Assignment>
Below are some entries; reproduce them exactly and leave every picture out.

Source data>
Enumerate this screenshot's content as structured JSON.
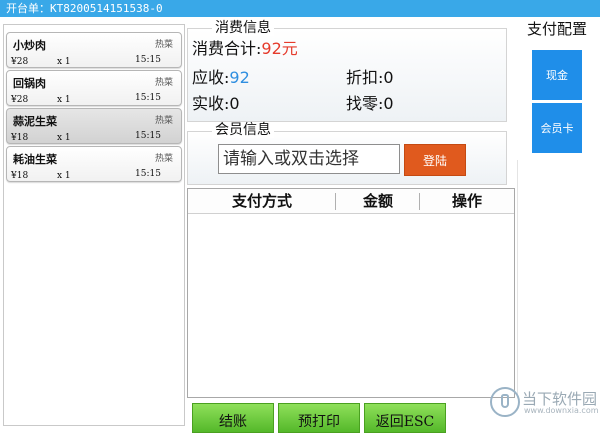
{
  "title": "开台单：KT8200514151538-0",
  "orders": [
    {
      "name": "小炒肉",
      "tag": "热菜",
      "price": "¥28",
      "qty": "x 1",
      "time": "15:15"
    },
    {
      "name": "回锅肉",
      "tag": "热菜",
      "price": "¥28",
      "qty": "x 1",
      "time": "15:15"
    },
    {
      "name": "蒜泥生菜",
      "tag": "热菜",
      "price": "¥18",
      "qty": "x 1",
      "time": "15:15"
    },
    {
      "name": "耗油生菜",
      "tag": "热菜",
      "price": "¥18",
      "qty": "x 1",
      "time": "15:15"
    }
  ],
  "consume": {
    "section_title": "消费信息",
    "total_label": "消费合计:",
    "total_value": "92元",
    "receivable_label": "应收:",
    "receivable_value": "92",
    "discount_label": "折扣:",
    "discount_value": "0",
    "received_label": "实收:",
    "received_value": "0",
    "change_label": "找零:",
    "change_value": "0"
  },
  "member": {
    "section_title": "会员信息",
    "placeholder": "请输入或双击选择",
    "login_label": "登陆"
  },
  "pay_table": {
    "columns": [
      "支付方式",
      "金额",
      "操作"
    ]
  },
  "actions": {
    "checkout": "结账",
    "preprint": "预打印",
    "back": "返回ESC"
  },
  "pay_config": {
    "title": "支付配置",
    "cash": "现金",
    "member_card": "会员卡"
  },
  "watermark": {
    "text": "当下软件园",
    "sub": "www.downxia.com"
  },
  "colors": {
    "titlebar": "#39a8e8",
    "login_button": "#e05a1e",
    "pay_method_button": "#1f8ee9",
    "action_button": "#54b82a",
    "total_value": "#e53b2c",
    "receivable_value": "#2f8fe0"
  },
  "icons": {
    "watermark_logo": "downxia-logo-icon"
  }
}
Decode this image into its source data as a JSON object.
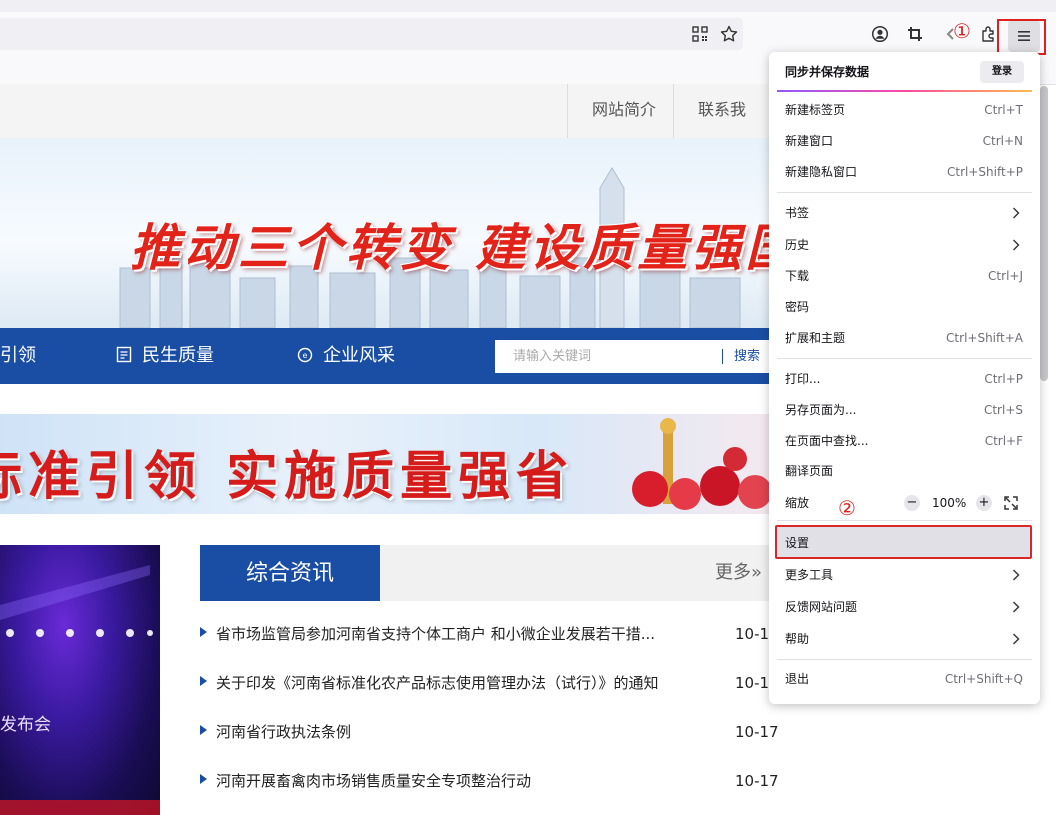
{
  "browser": {
    "menu_button_icon": "hamburger-menu-icon",
    "annotation_1": "①",
    "annotation_2": "②"
  },
  "site": {
    "top_links": [
      "网站简介",
      "联系我们"
    ],
    "banner_slogan": "推动三个转变  建设质量强国",
    "nav_items": [
      "引领",
      "民生质量",
      "企业风采"
    ],
    "search_placeholder": "请输入关键词",
    "search_button": "搜索",
    "banner2_slogan": "标准引领  实施质量强省",
    "photo_caption": "发布会",
    "news_tab": "综合资讯",
    "news_more": "更多»",
    "news": [
      {
        "title": "省市场监管局参加河南省支持个体工商户 和小微企业发展若干措...",
        "date": "10-1"
      },
      {
        "title": "关于印发《河南省标准化农产品标志使用管理办法（试行）》的通知",
        "date": "10-1"
      },
      {
        "title": "河南省行政执法条例",
        "date": "10-17"
      },
      {
        "title": "河南开展畜禽肉市场销售质量安全专项整治行动",
        "date": "10-17"
      }
    ]
  },
  "menu": {
    "sync_title": "同步并保存数据",
    "login": "登录",
    "new_tab": "新建标签页",
    "new_tab_sc": "Ctrl+T",
    "new_window": "新建窗口",
    "new_window_sc": "Ctrl+N",
    "new_private": "新建隐私窗口",
    "new_private_sc": "Ctrl+Shift+P",
    "bookmarks": "书签",
    "history": "历史",
    "downloads": "下载",
    "downloads_sc": "Ctrl+J",
    "passwords": "密码",
    "addons": "扩展和主题",
    "addons_sc": "Ctrl+Shift+A",
    "print": "打印...",
    "print_sc": "Ctrl+P",
    "save_as": "另存页面为...",
    "save_as_sc": "Ctrl+S",
    "find": "在页面中查找...",
    "find_sc": "Ctrl+F",
    "translate": "翻译页面",
    "zoom": "缩放",
    "zoom_minus": "−",
    "zoom_value": "100%",
    "zoom_plus": "+",
    "settings": "设置",
    "more_tools": "更多工具",
    "report": "反馈网站问题",
    "help": "帮助",
    "quit": "退出",
    "quit_sc": "Ctrl+Shift+Q"
  }
}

Written answer>
Enumerate this screenshot's content as structured JSON.
{
  "title": "开台单：KT8200514151538-0",
  "orders": [
    {
      "name": "小炒肉",
      "tag": "热菜",
      "price": "¥28",
      "qty": "x 1",
      "time": "15:15"
    },
    {
      "name": "回锅肉",
      "tag": "热菜",
      "price": "¥28",
      "qty": "x 1",
      "time": "15:15"
    },
    {
      "name": "蒜泥生菜",
      "tag": "热菜",
      "price": "¥18",
      "qty": "x 1",
      "time": "15:15"
    },
    {
      "name": "耗油生菜",
      "tag": "热菜",
      "price": "¥18",
      "qty": "x 1",
      "time": "15:15"
    }
  ],
  "consume": {
    "section_title": "消费信息",
    "total_label": "消费合计:",
    "total_value": "92元",
    "receivable_label": "应收:",
    "receivable_value": "92",
    "discount_label": "折扣:",
    "discount_value": "0",
    "received_label": "实收:",
    "received_value": "0",
    "change_label": "找零:",
    "change_value": "0"
  },
  "member": {
    "section_title": "会员信息",
    "placeholder": "请输入或双击选择",
    "login_label": "登陆"
  },
  "pay_table": {
    "columns": [
      "支付方式",
      "金额",
      "操作"
    ]
  },
  "actions": {
    "checkout": "结账",
    "preprint": "预打印",
    "back": "返回ESC"
  },
  "pay_config": {
    "title": "支付配置",
    "cash": "现金",
    "member_card": "会员卡"
  },
  "watermark": {
    "text": "当下软件园",
    "sub": "www.downxia.com"
  },
  "colors": {
    "titlebar": "#39a8e8",
    "login_button": "#e05a1e",
    "pay_method_button": "#1f8ee9",
    "action_button": "#54b82a",
    "total_value": "#e53b2c",
    "receivable_value": "#2f8fe0"
  },
  "icons": {
    "watermark_logo": "downxia-logo-icon"
  }
}
Decode this image into its source data as a JSON object.
{
  "browser": {
    "menu_button_icon": "hamburger-menu-icon",
    "annotation_1": "①",
    "annotation_2": "②"
  },
  "site": {
    "top_links": [
      "网站简介",
      "联系我们"
    ],
    "banner_slogan": "推动三个转变  建设质量强国",
    "nav_items": [
      "引领",
      "民生质量",
      "企业风采"
    ],
    "search_placeholder": "请输入关键词",
    "search_button": "搜索",
    "banner2_slogan": "标准引领  实施质量强省",
    "photo_caption": "发布会",
    "news_tab": "综合资讯",
    "news_more": "更多»",
    "news": [
      {
        "title": "省市场监管局参加河南省支持个体工商户 和小微企业发展若干措...",
        "date": "10-1"
      },
      {
        "title": "关于印发《河南省标准化农产品标志使用管理办法（试行）》的通知",
        "date": "10-1"
      },
      {
        "title": "河南省行政执法条例",
        "date": "10-17"
      },
      {
        "title": "河南开展畜禽肉市场销售质量安全专项整治行动",
        "date": "10-17"
      }
    ]
  },
  "menu": {
    "sync_title": "同步并保存数据",
    "login": "登录",
    "new_tab": "新建标签页",
    "new_tab_sc": "Ctrl+T",
    "new_window": "新建窗口",
    "new_window_sc": "Ctrl+N",
    "new_private": "新建隐私窗口",
    "new_private_sc": "Ctrl+Shift+P",
    "bookmarks": "书签",
    "history": "历史",
    "downloads": "下载",
    "downloads_sc": "Ctrl+J",
    "passwords": "密码",
    "addons": "扩展和主题",
    "addons_sc": "Ctrl+Shift+A",
    "print": "打印...",
    "print_sc": "Ctrl+P",
    "save_as": "另存页面为...",
    "save_as_sc": "Ctrl+S",
    "find": "在页面中查找...",
    "find_sc": "Ctrl+F",
    "translate": "翻译页面",
    "zoom": "缩放",
    "zoom_minus": "−",
    "zoom_value": "100%",
    "zoom_plus": "+",
    "settings": "设置",
    "more_tools": "更多工具",
    "report": "反馈网站问题",
    "help": "帮助",
    "quit": "退出",
    "quit_sc": "Ctrl+Shift+Q"
  }
}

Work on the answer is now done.